Thinking About a Job?
Thinking About a Job?
What if it’s hard finding a job? There aren’t many jobs in your town or nobody’s hiring people with no experience? Or what if you’re thinking, “Oh, no, I just can’t stand another summer working on the checkout line”? Don’t despair. Think, instead, about starting your own business.
Write Your Own Ticket
This isn’t as hard as you think. If you’re doing babysitting or cutting someone’s lawn, you’ve already joined the ranks of entrepreneurs and started your own business. The fact is, whenever there’s a need, there’s an opportunity. All you need to do is look around your area for needs you can fill. Also, think about what you like doing or do well.
Here are some very successful businesses young people have started:
- Hard Working Young Men Moving Co. Two boys and an old truck.
- Preppy Lawn Care. The owners of this company capitalize on their clean-cut looks, which appeals to older customers. They always have their hair cut neatly and wear Izod shirts and neat, kacky shorts.
- Classic Candles. Started by a 10-year-old who learned to make fancy, decorated candles as an art project. She began selling them door-to-door in her neighborhood and soon built up a regular clientele.
- Good Horsekeeping. The owners of this business cater to people who keep a couple of horses in their backyard or board them somewhere else and don’t have the time to care for them themselves. They feed, groom and clean out stalls.
- Santa’s Helpers. These young entrepreneurs run errands for busy people at Christmas time. After Christmas they specialize in taking down the decorations and recycling that needle-shedding tree.
- Pampered Pets. Three girls who wanted to be veterinarians started this business looking after dogs, cats, birds and other pets in their homes while their owners were away. They also water plants, take in mail and do other things to keep an eye on the house for absent homeowners.
- And don’t forget Apple Computer, started by two men in their twenties who decided that working for IBM was not fun and creative enough.
It pays to do a little planning before you plunge in. Ask yourself the following questions:
Is there any product or service that people in my area need?
Who else offers this product or service? What can I do to make my offering different or special?
What equipment or materials will I need? Can I get it easily? How much money will it take?
How will I advertise?
How will I decide how much to charge? (If there are others offering this product or service in this area, check how much they are charging.)
Are there any other costs associated with the business, such as the cost of gas for a vehicle or equipment, rent of a location, etc.?
Once you have a rough idea of the answers to the questions above, it’s a good idea to prepare a budget. This budget will tell you how many products or how many hours of services you have to sell in order to break even and start making money.

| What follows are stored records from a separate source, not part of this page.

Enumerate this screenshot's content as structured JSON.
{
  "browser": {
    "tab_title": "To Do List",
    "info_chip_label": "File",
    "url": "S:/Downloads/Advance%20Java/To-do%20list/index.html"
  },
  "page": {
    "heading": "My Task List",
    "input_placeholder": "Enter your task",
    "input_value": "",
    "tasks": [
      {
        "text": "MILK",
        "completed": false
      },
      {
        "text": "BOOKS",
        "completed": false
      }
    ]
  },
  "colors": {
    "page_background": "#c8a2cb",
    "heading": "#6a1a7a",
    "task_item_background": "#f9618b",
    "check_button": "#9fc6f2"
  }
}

Start by listing all your expenses for a set period of time. For example, your expenses for a lawn care service for a week might be something like this:
|Advertising (Xeroxing for flyers to put in local mailboxes)||$10|
|Gas (for lawn mower)||$30|
|Extra string for Weed-wacker||$24|
Next, list your projected income for the same amount of time:
|Three lawns per day for 5 days @ $25/lawn||$375|
Subtract the expenses from the income to get your projected profit:
Next, calculate your break-even point by dividing the expenses by the amount you charge for one job. For example:
|Divided by the price you’re charging to do one lawn:||$25|
To break even, you need to cut 2.56 lawns. Everything after that during that week is profit.